Give back the full listing exactly as it appears below.

--- Supplied material ---

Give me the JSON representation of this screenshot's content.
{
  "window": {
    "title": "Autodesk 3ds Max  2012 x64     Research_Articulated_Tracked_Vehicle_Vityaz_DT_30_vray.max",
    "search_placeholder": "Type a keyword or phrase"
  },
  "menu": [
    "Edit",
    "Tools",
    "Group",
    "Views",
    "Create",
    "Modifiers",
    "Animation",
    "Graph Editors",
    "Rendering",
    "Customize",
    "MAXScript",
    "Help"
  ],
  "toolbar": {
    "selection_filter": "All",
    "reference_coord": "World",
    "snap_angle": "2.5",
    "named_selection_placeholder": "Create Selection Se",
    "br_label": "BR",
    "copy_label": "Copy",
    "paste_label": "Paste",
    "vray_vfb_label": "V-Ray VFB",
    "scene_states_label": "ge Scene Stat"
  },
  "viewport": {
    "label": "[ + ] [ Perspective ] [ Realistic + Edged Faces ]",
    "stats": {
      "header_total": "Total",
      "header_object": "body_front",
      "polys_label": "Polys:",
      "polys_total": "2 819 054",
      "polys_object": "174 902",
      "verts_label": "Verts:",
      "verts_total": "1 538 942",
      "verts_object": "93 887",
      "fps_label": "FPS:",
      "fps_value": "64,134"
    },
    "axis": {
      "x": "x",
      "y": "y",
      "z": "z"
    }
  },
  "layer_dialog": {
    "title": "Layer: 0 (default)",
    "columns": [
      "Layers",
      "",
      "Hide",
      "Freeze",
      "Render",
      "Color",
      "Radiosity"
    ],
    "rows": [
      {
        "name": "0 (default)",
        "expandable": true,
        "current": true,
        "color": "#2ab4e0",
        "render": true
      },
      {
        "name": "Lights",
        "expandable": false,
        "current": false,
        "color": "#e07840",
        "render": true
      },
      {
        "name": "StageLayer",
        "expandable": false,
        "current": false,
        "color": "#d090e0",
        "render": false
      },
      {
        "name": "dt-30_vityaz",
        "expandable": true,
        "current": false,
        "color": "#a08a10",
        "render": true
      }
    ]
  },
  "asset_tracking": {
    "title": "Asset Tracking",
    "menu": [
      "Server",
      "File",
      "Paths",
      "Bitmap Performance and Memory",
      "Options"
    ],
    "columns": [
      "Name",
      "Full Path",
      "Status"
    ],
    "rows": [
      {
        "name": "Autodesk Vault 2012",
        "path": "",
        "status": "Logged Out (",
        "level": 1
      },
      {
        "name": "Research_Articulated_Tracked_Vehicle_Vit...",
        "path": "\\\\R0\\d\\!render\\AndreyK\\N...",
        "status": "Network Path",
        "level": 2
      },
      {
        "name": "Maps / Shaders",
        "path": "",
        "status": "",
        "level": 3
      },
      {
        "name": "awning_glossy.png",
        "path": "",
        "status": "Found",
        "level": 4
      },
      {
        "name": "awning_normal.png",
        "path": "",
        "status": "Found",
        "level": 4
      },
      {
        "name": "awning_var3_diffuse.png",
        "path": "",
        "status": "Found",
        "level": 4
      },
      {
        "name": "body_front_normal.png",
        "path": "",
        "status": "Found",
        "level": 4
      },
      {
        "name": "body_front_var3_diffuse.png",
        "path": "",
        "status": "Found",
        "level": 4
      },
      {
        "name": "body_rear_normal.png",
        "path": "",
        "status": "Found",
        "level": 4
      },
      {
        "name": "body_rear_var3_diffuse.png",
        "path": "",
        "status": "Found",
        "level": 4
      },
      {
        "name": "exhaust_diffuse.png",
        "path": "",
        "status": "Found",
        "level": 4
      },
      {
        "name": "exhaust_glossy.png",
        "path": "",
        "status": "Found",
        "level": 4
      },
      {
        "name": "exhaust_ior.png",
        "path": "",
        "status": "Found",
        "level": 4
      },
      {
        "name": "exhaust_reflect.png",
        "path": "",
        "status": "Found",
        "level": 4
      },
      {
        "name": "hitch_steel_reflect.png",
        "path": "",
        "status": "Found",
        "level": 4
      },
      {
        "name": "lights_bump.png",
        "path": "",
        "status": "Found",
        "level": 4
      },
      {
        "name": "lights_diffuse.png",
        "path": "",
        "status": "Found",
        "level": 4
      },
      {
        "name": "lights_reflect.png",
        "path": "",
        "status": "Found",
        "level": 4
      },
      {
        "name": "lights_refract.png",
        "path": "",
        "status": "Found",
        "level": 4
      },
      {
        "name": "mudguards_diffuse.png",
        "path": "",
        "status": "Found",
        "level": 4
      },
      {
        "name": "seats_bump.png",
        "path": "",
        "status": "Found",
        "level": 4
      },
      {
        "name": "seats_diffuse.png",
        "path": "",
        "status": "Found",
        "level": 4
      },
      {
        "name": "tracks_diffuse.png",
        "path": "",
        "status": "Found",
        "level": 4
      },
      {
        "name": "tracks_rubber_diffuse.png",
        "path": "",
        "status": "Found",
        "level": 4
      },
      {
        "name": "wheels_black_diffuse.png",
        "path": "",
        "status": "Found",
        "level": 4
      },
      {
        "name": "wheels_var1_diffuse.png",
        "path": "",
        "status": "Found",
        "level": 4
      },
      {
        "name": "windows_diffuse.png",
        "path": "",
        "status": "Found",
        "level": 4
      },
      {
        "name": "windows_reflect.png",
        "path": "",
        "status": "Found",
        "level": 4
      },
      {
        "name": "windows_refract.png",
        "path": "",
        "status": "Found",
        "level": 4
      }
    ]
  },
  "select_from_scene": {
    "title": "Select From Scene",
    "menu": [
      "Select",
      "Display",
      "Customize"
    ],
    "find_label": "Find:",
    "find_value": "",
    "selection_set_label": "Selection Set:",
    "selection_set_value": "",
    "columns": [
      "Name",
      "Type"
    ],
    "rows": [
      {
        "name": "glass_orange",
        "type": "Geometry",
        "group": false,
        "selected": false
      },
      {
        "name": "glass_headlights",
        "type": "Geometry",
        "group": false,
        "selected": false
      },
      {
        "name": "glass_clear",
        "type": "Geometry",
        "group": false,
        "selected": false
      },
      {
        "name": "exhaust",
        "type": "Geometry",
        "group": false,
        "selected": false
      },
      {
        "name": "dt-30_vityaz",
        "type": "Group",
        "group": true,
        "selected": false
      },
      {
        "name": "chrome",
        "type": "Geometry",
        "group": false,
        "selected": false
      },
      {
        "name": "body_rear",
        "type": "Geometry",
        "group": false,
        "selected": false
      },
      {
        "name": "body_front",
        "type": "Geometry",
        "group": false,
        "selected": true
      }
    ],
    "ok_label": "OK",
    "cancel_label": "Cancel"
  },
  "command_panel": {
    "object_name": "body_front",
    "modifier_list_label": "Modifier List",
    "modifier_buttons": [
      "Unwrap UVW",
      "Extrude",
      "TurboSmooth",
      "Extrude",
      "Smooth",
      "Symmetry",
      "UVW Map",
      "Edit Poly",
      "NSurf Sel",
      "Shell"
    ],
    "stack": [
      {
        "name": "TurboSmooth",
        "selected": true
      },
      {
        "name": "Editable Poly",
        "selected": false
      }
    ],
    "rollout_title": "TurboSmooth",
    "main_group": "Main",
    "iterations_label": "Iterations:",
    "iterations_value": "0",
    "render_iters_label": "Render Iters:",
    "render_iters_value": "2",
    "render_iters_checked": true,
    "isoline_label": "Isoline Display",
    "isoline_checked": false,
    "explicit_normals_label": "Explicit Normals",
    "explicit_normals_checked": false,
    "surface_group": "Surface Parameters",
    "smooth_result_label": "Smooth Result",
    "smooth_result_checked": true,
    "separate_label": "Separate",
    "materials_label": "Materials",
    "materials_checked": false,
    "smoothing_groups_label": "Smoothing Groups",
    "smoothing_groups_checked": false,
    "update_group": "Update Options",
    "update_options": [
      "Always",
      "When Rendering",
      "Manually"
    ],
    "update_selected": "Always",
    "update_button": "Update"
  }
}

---

Solution to this task
Give me the JSON representation of this screenshot's content.
{
  "window": {
    "title": "Autodesk 3ds Max  2012 x64     Research_Articulated_Tracked_Vehicle_Vityaz_DT_30_vray.max",
    "search_placeholder": "Type a keyword or phrase"
  },
  "menu": [
    "Edit",
    "Tools",
    "Group",
    "Views",
    "Create",
    "Modifiers",
    "Animation",
    "Graph Editors",
    "Rendering",
    "Customize",
    "MAXScript",
    "Help"
  ],
  "toolbar": {
    "selection_filter": "All",
    "reference_coord": "World",
    "snap_angle": "2.5",
    "named_selection_placeholder": "Create Selection Se",
    "br_label": "BR",
    "copy_label": "Copy",
    "paste_label": "Paste",
    "vray_vfb_label": "V-Ray VFB",
    "scene_states_label": "ge Scene Stat"
  },
  "viewport": {
    "label": "[ + ] [ Perspective ] [ Realistic + Edged Faces ]",
    "stats": {
      "header_total": "Total",
      "header_object": "body_front",
      "polys_label": "Polys:",
      "polys_total": "2 819 054",
      "polys_object": "174 902",
      "verts_label": "Verts:",
      "verts_total": "1 538 942",
      "verts_object": "93 887",
      "fps_label": "FPS:",
      "fps_value": "64,134"
    },
    "axis": {
      "x": "x",
      "y": "y",
      "z": "z"
    }
  },
  "layer_dialog": {
    "title": "Layer: 0 (default)",
    "columns": [
      "Layers",
      "",
      "Hide",
      "Freeze",
      "Render",
      "Color",
      "Radiosity"
    ],
    "rows": [
      {
        "name": "0 (default)",
        "expandable": true,
        "current": true,
        "color": "#2ab4e0",
        "render": true
      },
      {
        "name": "Lights",
        "expandable": false,
        "current": false,
        "color": "#e07840",
        "render": true
      },
      {
        "name": "StageLayer",
        "expandable": false,
        "current": false,
        "color": "#d090e0",
        "render": false
      },
      {
        "name": "dt-30_vityaz",
        "expandable": true,
        "current": false,
        "color": "#a08a10",
        "render": true
      }
    ]
  },
  "asset_tracking": {
    "title": "Asset Tracking",
    "menu": [
      "Server",
      "File",
      "Paths",
      "Bitmap Performance and Memory",
      "Options"
    ],
    "columns": [
      "Name",
      "Full Path",
      "Status"
    ],
    "rows": [
      {
        "name": "Autodesk Vault 2012",
        "path": "",
        "status": "Logged Out (",
        "level": 1
      },
      {
        "name": "Research_Articulated_Tracked_Vehicle_Vit...",
        "path": "\\\\R0\\d\\!render\\AndreyK\\N...",
        "status": "Network Path",
        "level": 2
      },
      {
        "name": "Maps / Shaders",
        "path": "",
        "status": "",
        "level": 3
      },
      {
        "name": "awning_glossy.png",
        "path": "",
        "status": "Found",
        "level": 4
      },
      {
        "name": "awning_normal.png",
        "path": "",
        "status": "Found",
        "level": 4
      },
      {
        "name": "awning_var3_diffuse.png",
        "path": "",
        "status": "Found",
        "level": 4
      },
      {
        "name": "body_front_normal.png",
        "path": "",
        "status": "Found",
        "level": 4
      },
      {
        "name": "body_front_var3_diffuse.png",
        "path": "",
        "status": "Found",
        "level": 4
      },
      {
        "name": "body_rear_normal.png",
        "path": "",
        "status": "Found",
        "level": 4
      },
      {
        "name": "body_rear_var3_diffuse.png",
        "path": "",
        "status": "Found",
        "level": 4
      },
      {
        "name": "exhaust_diffuse.png",
        "path": "",
        "status": "Found",
        "level": 4
      },
      {
        "name": "exhaust_glossy.png",
        "path": "",
        "status": "Found",
        "level": 4
      },
      {
        "name": "exhaust_ior.png",
        "path": "",
        "status": "Found",
        "level": 4
      },
      {
        "name": "exhaust_reflect.png",
        "path": "",
        "status": "Found",
        "level": 4
      },
      {
        "name": "hitch_steel_reflect.png",
        "path": "",
        "status": "Found",
        "level": 4
      },
      {
        "name": "lights_bump.png",
        "path": "",
        "status": "Found",
        "level": 4
      },
      {
        "name": "lights_diffuse.png",
        "path": "",
        "status": "Found",
        "level": 4
      },
      {
        "name": "lights_reflect.png",
        "path": "",
        "status": "Found",
        "level": 4
      },
      {
        "name": "lights_refract.png",
        "path": "",
        "status": "Found",
        "level": 4
      },
      {
        "name": "mudguards_diffuse.png",
        "path": "",
        "status": "Found",
        "level": 4
      },
      {
        "name": "seats_bump.png",
        "path": "",
        "status": "Found",
        "level": 4
      },
      {
        "name": "seats_diffuse.png",
        "path": "",
        "status": "Found",
        "level": 4
      },
      {
        "name": "tracks_diffuse.png",
        "path": "",
        "status": "Found",
        "level": 4
      },
      {
        "name": "tracks_rubber_diffuse.png",
        "path": "",
        "status": "Found",
        "level": 4
      },
      {
        "name": "wheels_black_diffuse.png",
        "path": "",
        "status": "Found",
        "level": 4
      },
      {
        "name": "wheels_var1_diffuse.png",
        "path": "",
        "status": "Found",
        "level": 4
      },
      {
        "name": "windows_diffuse.png",
        "path": "",
        "status": "Found",
        "level": 4
      },
      {
        "name": "windows_reflect.png",
        "path": "",
        "status": "Found",
        "level": 4
      },
      {
        "name": "windows_refract.png",
        "path": "",
        "status": "Found",
        "level": 4
      }
    ]
  },
  "select_from_scene": {
    "title": "Select From Scene",
    "menu": [
      "Select",
      "Display",
      "Customize"
    ],
    "find_label": "Find:",
    "find_value": "",
    "selection_set_label": "Selection Set:",
    "selection_set_value": "",
    "columns": [
      "Name",
      "Type"
    ],
    "rows": [
      {
        "name": "glass_orange",
        "type": "Geometry",
        "group": false,
        "selected": false
      },
      {
        "name": "glass_headlights",
        "type": "Geometry",
        "group": false,
        "selected": false
      },
      {
        "name": "glass_clear",
        "type": "Geometry",
        "group": false,
        "selected": false
      },
      {
        "name": "exhaust",
        "type": "Geometry",
        "group": false,
        "selected": false
      },
      {
        "name": "dt-30_vityaz",
        "type": "Group",
        "group": true,
        "selected": false
      },
      {
        "name": "chrome",
        "type": "Geometry",
        "group": false,
        "selected": false
      },
      {
        "name": "body_rear",
        "type": "Geometry",
        "group": false,
        "selected": false
      },
      {
        "name": "body_front",
        "type": "Geometry",
        "group": false,
        "selected": true
      }
    ],
    "ok_label": "OK",
    "cancel_label": "Cancel"
  },
  "command_panel": {
    "object_name": "body_front",
    "modifier_list_label": "Modifier List",
    "modifier_buttons": [
      "Unwrap UVW",
      "Extrude",
      "TurboSmooth",
      "Extrude",
      "Smooth",
      "Symmetry",
      "UVW Map",
      "Edit Poly",
      "NSurf Sel",
      "Shell"
    ],
    "stack": [
      {
        "name": "TurboSmooth",
        "selected": true
      },
      {
        "name": "Editable Poly",
        "selected": false
      }
    ],
    "rollout_title": "TurboSmooth",
    "main_group": "Main",
    "iterations_label": "Iterations:",
    "iterations_value": "0",
    "render_iters_label": "Render Iters:",
    "render_iters_value": "2",
    "render_iters_checked": true,
    "isoline_label": "Isoline Display",
    "isoline_checked": false,
    "explicit_normals_label": "Explicit Normals",
    "explicit_normals_checked": false,
    "surface_group": "Surface Parameters",
    "smooth_result_label": "Smooth Result",
    "smooth_result_checked": true,
    "separate_label": "Separate",
    "materials_label": "Materials",
    "materials_checked": false,
    "smoothing_groups_label": "Smoothing Groups",
    "smoothing_groups_checked": false,
    "update_group": "Update Options",
    "update_options": [
      "Always",
      "When Rendering",
      "Manually"
    ],
    "update_selected": "Always",
    "update_button": "Update"
  }
}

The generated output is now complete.